“God has chosen the foolish things of the world to put to shame the wise, and God has chosen the weak things of the world to put to shame the things which are mighty; and the base things of the world and the things which are despised God has chosen, and the things which are not, to bring to nothing the things that are, that no flesh should glory in His presence. But of Him you are in Christ Jesus, who became for us wisdom from God—and righteousness and sanctification and redemption—that, as it is written, 'He who glories, let him glory in the Lord.'”


Whenever I am considered foolish, weak, base, and nothing, even by my own family, these thoughts ought to come to mind. It is of no consequence what people think—God chose me to be His child. He uses me to do His will, and allows me to share in His work, but the best part is that I can honestly glorify Him for all that He does and is doing.

The world’s wise wouldn’t do that. They would take all the credit because they cannot help it. This is the way of the world. The mighty boast in their strength, the wise in their wisdom, the wealthy in their bank account, and so on. Those who think this way (and I used to also) forget or ignore that all they have and do will pass away. Whatever a person takes pride in, from good looks to good marks, from high wages to a fancy house, from being quick with their tongue to the ability to manipulate others, all that will fade away. Only eternal things last.

Last week someone called me a name, in the same breath giving me credit for something Jesus did. I felt that person’s disdain toward me, and was surprised at my reaction; I smiled. I even thought of 1 Corinthians and how God says the world will react to His people.

Sure, there’s a bit of a sting to being called a name, and a bigger hesitation to think “swine” about the person who said it, but more than those things, I refuse even the most reluctant attempt to glorify me from anyone, especially a person who scoffs at Jesus and refuses to give Him credit for anything.

The psalmist says that the kings of the earth mock God, but God isn’t concerned.

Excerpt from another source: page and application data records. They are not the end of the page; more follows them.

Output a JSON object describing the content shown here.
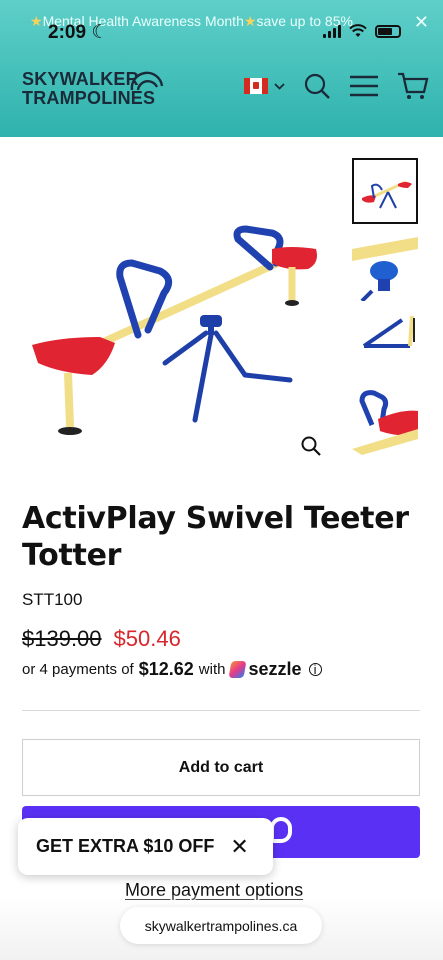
{
  "status_bar": {
    "time": "2:09"
  },
  "announcement": {
    "text": "Mental Health Awareness Month",
    "suffix": "save up to 85%",
    "close_symbol": "✕"
  },
  "header": {
    "brand_line1": "SKYWALKER",
    "brand_line2": "TRAMPOLINES",
    "country": "Canada",
    "icons": [
      "canada-flag-icon",
      "chevron-down-icon",
      "search-icon",
      "menu-icon",
      "cart-icon"
    ]
  },
  "gallery": {
    "thumbnails": [
      "full-teeter-totter",
      "seat-closeup",
      "leg-detail",
      "handle-detail"
    ]
  },
  "product": {
    "title": "ActivPlay Swivel Teeter Totter",
    "sku": "STT100",
    "price_original": "$139.00",
    "price_sale": "$50.46",
    "installment_prefix": "or 4 payments of",
    "installment_amount": "$12.62",
    "installment_with": "with",
    "installment_provider": "sezzle",
    "info_symbol": "i"
  },
  "actions": {
    "add_to_cart": "Add to cart",
    "more_payment_options": "More payment options"
  },
  "promo": {
    "text": "GET EXTRA $10 OFF",
    "close_symbol": "✕"
  },
  "browser": {
    "url": "skywalkertrampolines.ca"
  },
  "colors": {
    "header_teal": "#3cbab5",
    "sale_red": "#d9262c",
    "shop_pay_purple": "#5a31f4",
    "brand_dark": "#1a2a38"
  }
}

In fact, “He who sits in the heavens shall laugh.” He has set His Son over all, and the fact of His lordship is established. It doesn’t matter that they refuse to acknowledge Him right now, because someday, “at the name of Jesus every knee will bow . . . and every tongue confess that Jesus Christ is Lord, to the glory of the God the Father” whether they do it willingly or not.

So while I don’t like being despised or thought foolish—no matter. What’s more important is what people think of Jesus, and if they don’t honor Him now, the Bible assures me that His turn is coming!

No comments: